> _Your assignment_
Every record below must be returned exactly as it was received.

> _Dataset extract_

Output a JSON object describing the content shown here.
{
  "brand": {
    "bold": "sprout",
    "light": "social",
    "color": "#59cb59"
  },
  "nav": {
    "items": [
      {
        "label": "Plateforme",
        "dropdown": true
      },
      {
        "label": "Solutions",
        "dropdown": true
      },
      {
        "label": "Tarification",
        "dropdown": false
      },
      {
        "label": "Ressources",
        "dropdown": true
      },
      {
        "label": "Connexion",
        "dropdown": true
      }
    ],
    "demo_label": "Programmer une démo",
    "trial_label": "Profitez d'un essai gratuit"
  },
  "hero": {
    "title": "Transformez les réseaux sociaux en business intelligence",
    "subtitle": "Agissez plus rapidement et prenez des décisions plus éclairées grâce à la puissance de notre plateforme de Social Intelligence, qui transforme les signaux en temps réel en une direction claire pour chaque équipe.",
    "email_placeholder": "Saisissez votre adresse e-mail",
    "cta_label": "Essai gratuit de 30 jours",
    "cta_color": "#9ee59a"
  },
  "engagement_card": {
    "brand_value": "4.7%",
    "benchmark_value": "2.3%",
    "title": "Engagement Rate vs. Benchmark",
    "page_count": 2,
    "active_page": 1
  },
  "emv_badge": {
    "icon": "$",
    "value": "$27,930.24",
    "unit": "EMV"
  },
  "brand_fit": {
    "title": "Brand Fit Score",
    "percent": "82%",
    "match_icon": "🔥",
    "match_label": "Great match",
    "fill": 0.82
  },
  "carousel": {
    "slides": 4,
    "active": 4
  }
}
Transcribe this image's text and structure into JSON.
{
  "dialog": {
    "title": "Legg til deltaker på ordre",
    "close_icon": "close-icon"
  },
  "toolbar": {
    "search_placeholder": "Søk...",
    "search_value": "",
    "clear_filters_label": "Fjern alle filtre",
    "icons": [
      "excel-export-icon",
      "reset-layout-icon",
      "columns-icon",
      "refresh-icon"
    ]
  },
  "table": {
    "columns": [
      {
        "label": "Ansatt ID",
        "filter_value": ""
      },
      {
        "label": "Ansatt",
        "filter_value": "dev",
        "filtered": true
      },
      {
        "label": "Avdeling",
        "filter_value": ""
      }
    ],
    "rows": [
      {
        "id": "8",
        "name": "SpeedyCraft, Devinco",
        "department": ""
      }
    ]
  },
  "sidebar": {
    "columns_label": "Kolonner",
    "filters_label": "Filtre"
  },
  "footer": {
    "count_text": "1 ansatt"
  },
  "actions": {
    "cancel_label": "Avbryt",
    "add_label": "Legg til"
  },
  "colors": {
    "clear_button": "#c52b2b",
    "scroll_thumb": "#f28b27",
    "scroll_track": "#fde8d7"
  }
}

> _Answer box_
Output a JSON object describing the content shown here.
{
  "brand": {
    "bold": "sprout",
    "light": "social",
    "color": "#59cb59"
  },
  "nav": {
    "items": [
      {
        "label": "Plateforme",
        "dropdown": true
      },
      {
        "label": "Solutions",
        "dropdown": true
      },
      {
        "label": "Tarification",
        "dropdown": false
      },
      {
        "label": "Ressources",
        "dropdown": true
      },
      {
        "label": "Connexion",
        "dropdown": true
      }
    ],
    "demo_label": "Programmer une démo",
    "trial_label": "Profitez d'un essai gratuit"
  },
  "hero": {
    "title": "Transformez les réseaux sociaux en business intelligence",
    "subtitle": "Agissez plus rapidement et prenez des décisions plus éclairées grâce à la puissance de notre plateforme de Social Intelligence, qui transforme les signaux en temps réel en une direction claire pour chaque équipe.",
    "email_placeholder": "Saisissez votre adresse e-mail",
    "cta_label": "Essai gratuit de 30 jours",
    "cta_color": "#9ee59a"
  },
  "engagement_card": {
    "brand_value": "4.7%",
    "benchmark_value": "2.3%",
    "title": "Engagement Rate vs. Benchmark",
    "page_count": 2,
    "active_page": 1
  },
  "emv_badge": {
    "icon": "$",
    "value": "$27,930.24",
    "unit": "EMV"
  },
  "brand_fit": {
    "title": "Brand Fit Score",
    "percent": "82%",
    "match_icon": "🔥",
    "match_label": "Great match",
    "fill": 0.82
  },
  "carousel": {
    "slides": 4,
    "active": 4
  }
}
Transcribe this image's text and structure into JSON.
{
  "dialog": {
    "title": "Legg til deltaker på ordre",
    "close_icon": "close-icon"
  },
  "toolbar": {
    "search_placeholder": "Søk...",
    "search_value": "",
    "clear_filters_label": "Fjern alle filtre",
    "icons": [
      "excel-export-icon",
      "reset-layout-icon",
      "columns-icon",
      "refresh-icon"
    ]
  },
  "table": {
    "columns": [
      {
        "label": "Ansatt ID",
        "filter_value": ""
      },
      {
        "label": "Ansatt",
        "filter_value": "dev",
        "filtered": true
      },
      {
        "label": "Avdeling",
        "filter_value": ""
      }
    ],
    "rows": [
      {
        "id": "8",
        "name": "SpeedyCraft, Devinco",
        "department": ""
      }
    ]
  },
  "sidebar": {
    "columns_label": "Kolonner",
    "filters_label": "Filtre"
  },
  "footer": {
    "count_text": "1 ansatt"
  },
  "actions": {
    "cancel_label": "Avbryt",
    "add_label": "Legg til"
  },
  "colors": {
    "clear_button": "#c52b2b",
    "scroll_thumb": "#f28b27",
    "scroll_track": "#fde8d7"
  }
}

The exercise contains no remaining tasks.